What you need to do: Report only the number of lines in the entries below that hold the word "image".

Data for this task:
● ● ● ● ● ● ●

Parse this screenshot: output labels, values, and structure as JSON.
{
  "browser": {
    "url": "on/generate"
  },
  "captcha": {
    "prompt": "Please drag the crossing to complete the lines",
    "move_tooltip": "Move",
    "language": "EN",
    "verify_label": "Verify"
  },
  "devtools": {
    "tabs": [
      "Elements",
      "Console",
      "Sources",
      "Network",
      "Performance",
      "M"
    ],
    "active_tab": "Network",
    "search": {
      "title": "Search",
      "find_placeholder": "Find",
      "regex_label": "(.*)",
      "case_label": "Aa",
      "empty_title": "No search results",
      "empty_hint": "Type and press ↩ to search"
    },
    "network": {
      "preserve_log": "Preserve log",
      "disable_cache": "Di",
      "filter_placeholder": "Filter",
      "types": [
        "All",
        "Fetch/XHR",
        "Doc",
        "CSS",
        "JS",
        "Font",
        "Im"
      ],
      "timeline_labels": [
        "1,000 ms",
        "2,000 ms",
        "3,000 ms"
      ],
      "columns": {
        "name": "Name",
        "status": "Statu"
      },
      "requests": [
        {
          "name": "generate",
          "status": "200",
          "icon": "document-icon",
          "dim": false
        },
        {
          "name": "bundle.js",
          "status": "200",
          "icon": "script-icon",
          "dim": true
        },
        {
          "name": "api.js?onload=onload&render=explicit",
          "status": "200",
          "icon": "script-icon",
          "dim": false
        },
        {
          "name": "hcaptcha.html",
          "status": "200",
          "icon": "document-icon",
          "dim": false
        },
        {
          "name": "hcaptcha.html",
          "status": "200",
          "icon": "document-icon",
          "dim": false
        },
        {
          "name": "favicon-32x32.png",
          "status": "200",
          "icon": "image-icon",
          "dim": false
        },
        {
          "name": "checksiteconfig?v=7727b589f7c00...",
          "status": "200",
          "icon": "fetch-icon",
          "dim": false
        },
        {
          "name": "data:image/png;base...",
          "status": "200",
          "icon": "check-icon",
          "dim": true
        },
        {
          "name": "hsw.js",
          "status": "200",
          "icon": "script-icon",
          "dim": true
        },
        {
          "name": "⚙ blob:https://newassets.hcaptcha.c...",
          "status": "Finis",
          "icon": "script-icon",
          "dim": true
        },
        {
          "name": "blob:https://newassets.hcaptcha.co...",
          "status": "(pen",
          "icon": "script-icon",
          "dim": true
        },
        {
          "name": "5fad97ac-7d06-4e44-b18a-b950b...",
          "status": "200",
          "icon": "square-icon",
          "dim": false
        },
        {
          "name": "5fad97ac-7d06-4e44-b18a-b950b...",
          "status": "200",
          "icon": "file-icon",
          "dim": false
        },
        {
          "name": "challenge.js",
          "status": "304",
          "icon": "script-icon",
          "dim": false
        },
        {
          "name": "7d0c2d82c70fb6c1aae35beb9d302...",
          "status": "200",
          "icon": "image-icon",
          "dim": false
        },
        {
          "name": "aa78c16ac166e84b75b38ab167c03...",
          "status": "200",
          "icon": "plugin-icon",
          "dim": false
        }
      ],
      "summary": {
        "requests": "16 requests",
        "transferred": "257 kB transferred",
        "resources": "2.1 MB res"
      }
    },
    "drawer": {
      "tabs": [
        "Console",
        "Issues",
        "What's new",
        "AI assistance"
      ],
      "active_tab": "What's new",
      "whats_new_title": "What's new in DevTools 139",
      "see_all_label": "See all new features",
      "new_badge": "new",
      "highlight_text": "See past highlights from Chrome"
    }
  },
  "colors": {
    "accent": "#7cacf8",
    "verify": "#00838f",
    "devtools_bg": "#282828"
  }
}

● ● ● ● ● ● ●

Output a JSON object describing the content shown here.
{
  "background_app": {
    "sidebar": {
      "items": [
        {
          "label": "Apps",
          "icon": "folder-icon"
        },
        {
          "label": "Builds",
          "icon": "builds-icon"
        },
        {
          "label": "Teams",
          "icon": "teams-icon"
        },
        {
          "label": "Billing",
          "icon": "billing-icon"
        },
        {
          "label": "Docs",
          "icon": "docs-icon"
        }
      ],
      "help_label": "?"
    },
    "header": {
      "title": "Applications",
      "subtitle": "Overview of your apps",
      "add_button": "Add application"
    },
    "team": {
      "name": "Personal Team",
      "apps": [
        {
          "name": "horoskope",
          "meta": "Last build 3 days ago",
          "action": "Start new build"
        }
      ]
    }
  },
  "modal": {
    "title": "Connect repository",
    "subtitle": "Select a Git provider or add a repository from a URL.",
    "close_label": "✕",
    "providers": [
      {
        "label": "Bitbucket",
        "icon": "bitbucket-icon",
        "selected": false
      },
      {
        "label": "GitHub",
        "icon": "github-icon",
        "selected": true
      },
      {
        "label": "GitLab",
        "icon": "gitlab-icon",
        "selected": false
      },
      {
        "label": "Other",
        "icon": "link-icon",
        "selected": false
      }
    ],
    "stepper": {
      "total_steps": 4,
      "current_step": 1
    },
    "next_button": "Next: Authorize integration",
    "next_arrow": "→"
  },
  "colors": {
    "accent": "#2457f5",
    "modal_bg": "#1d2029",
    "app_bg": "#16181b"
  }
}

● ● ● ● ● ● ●

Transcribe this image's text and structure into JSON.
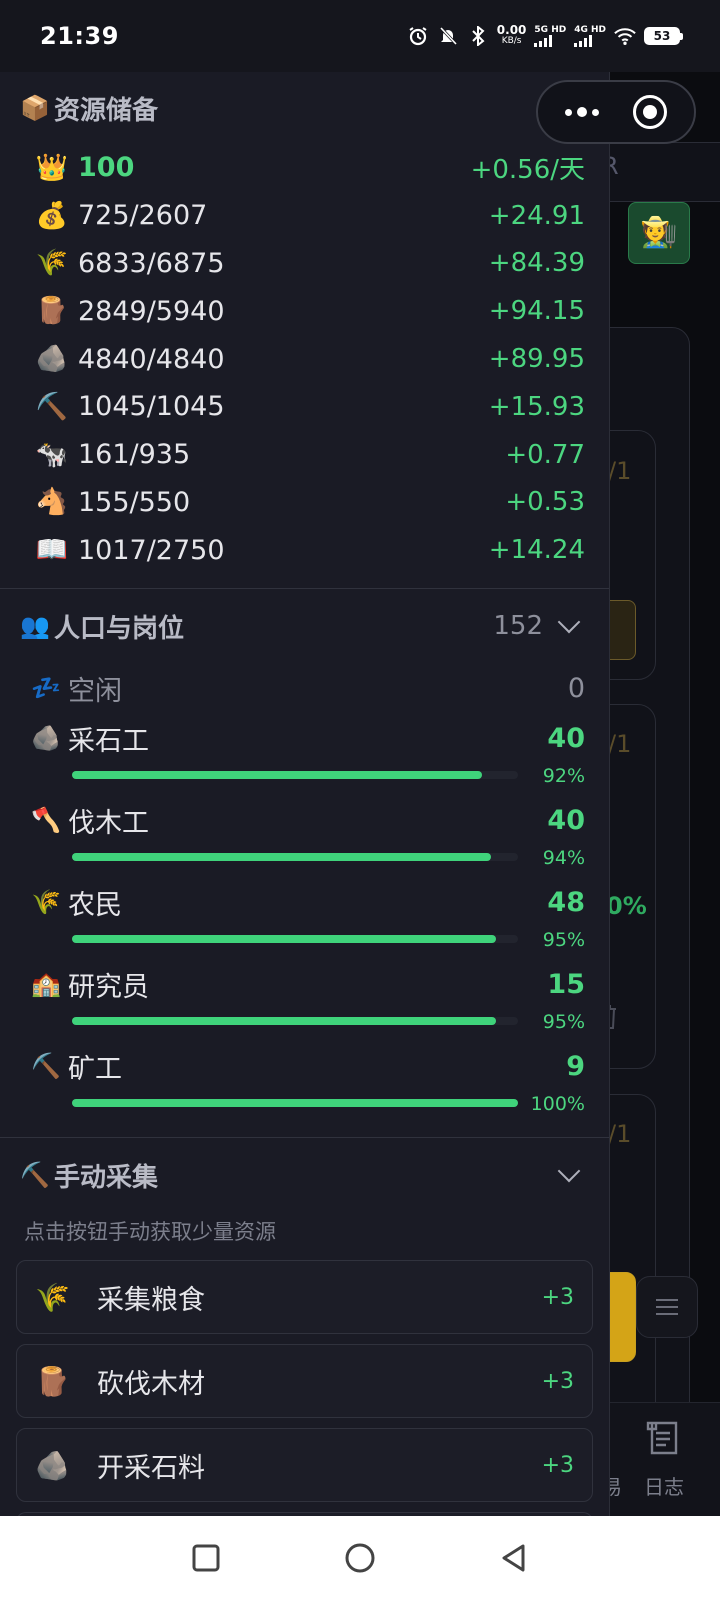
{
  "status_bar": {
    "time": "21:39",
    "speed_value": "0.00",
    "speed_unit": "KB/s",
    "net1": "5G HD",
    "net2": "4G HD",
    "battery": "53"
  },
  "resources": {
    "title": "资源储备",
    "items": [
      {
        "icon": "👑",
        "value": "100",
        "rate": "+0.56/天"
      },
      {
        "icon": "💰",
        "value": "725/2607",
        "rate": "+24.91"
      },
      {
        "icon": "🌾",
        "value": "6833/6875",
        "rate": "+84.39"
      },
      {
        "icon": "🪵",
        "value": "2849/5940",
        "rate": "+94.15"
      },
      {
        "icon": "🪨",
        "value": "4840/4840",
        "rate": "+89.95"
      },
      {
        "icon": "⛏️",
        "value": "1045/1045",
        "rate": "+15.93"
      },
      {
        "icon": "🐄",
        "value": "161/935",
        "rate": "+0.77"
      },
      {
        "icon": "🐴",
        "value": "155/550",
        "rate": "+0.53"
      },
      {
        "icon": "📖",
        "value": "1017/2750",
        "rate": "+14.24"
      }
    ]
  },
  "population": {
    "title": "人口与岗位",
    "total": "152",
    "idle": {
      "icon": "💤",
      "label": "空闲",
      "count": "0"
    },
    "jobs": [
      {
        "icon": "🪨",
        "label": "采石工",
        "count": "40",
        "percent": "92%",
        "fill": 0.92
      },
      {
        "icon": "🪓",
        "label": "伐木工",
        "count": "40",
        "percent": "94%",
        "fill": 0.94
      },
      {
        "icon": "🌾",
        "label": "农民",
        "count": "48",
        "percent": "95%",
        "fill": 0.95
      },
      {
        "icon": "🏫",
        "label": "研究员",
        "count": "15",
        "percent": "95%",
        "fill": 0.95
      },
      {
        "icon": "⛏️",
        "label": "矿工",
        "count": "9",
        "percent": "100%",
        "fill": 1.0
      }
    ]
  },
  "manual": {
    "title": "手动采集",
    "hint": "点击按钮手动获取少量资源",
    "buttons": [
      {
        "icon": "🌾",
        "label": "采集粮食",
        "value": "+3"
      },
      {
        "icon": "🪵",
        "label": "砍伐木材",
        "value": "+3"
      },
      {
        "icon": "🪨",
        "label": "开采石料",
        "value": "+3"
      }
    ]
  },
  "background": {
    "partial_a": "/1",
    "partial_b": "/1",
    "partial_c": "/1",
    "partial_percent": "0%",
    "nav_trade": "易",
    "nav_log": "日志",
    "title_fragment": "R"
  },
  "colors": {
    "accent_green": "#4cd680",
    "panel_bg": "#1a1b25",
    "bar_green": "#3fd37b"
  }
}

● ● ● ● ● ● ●

The answer: 4